  • Exhibits, public history programming, creative performances
  • Journal publications (Verge: Studies in Global Asias, based out of Pennsylvania State University, has already expressed interest in the project being highlighted in the journal’s digital humanities spotlight section.)
  • A dynamic website that serves as a hub for partner projects and includes a library of materials and resources on critical digital humanities more broadly (including feminist, anti-racist, postcolonial) projects as well as an annotated bibliography, curricular and outreach materials, permissions, directions related to digital storytelling projects, and other resources.

Organizer Name:
Erika Lee, Director of the Immigration History Research Center

Organizer's Contact Information:
erikalee@umn.edu

Organizer's Departmental and University Affiliation:
Immigration History Research Center, University of Minnesota



Project Title:
Education and Literacies Across the Generations

Project Description:
Formal and informal educational contexts are often the most important site for linguistic and cultural contact, and where new arrivals learn what it means to ‘be American’, to ‘be Midwestern’ and to ‘do school’ in the U.S. At the same time, the large influx of new arrivals to this region is dramatically changing how schools and classrooms function. This cluster examines the educational experiences of the Midwest’s newest arrivals across multiple physical, virtual, and hybrid spaces - in schools, at home, and in religious and secular community centers.

Research central to this cluster examines the mechanisms and outcomes of this contact, and take up questions such as:
  • How are transnational and refugee immigrant students using multilingual resources to navigate their new terrains, and author and narrate their own experiences?
  • How do formal schooling experiences shape language and literacy practices at home and across generations?
  • How and to what extent do recent arrivals they find resources and engage in informal learning through digital technologies, including the Internet?
  • What is the nature of interaction and learning across newer and later arrival refugees in these settings, and how do resettled immigrant youth and adults in the region understand and make sense of shifting demographics?

With additional funding, this research collaborative will extend work on existing research projects at the UMN-TC to further define research questions and collaborative and comparative research projects across sites.
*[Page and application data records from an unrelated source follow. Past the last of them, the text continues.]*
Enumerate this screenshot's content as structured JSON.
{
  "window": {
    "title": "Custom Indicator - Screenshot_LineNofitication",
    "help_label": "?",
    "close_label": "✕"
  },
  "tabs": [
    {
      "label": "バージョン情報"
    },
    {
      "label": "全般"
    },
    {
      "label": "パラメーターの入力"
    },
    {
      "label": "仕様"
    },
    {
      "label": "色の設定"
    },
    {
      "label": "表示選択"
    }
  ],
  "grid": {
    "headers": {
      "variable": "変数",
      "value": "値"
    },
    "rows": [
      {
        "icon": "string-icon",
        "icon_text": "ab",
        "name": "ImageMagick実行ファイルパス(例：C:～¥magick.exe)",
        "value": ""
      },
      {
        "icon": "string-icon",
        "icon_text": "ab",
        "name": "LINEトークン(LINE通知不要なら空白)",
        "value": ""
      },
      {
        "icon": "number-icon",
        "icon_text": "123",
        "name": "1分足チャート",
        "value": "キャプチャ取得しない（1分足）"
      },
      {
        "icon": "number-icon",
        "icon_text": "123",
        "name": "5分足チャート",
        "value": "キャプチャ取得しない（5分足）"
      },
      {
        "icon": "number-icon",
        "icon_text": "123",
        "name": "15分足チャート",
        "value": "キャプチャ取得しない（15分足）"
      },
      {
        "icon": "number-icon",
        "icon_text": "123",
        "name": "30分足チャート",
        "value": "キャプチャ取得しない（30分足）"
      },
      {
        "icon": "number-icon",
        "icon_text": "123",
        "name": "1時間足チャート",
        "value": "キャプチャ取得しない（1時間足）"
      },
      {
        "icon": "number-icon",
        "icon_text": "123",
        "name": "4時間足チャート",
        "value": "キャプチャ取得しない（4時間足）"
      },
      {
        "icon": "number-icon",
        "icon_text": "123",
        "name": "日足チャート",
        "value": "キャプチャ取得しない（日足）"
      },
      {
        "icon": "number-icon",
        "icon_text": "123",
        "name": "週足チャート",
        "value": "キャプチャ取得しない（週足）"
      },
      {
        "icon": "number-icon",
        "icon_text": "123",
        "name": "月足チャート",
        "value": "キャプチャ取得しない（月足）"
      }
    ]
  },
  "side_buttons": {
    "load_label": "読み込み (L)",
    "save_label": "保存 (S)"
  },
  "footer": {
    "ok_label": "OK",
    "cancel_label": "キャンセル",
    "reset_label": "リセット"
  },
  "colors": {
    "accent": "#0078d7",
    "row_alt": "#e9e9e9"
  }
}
Outcomes of this work might include:
  • Thematic special issues in leading journals in the field (e.g., Journal of Language, Identity and Education)
  • Several special sessions at major conferences (e.g., American Anthropological Association, American Educational Research Association, American Association of Applied Linguistics)
  • A public policy overview and recommendations in collaboration with non-governmental organization (e.g., Minnesota Minority Education Project, MPI http://www.migrationpolicy.org).

Organizer Name:
Erika Lee, Director of the Immigration History Research Center

Organizer's Contact Information:
erikalee@umn.edu

Organizer's Departmental and University Affiliation:
Immigration History Research Center, University of Minnesota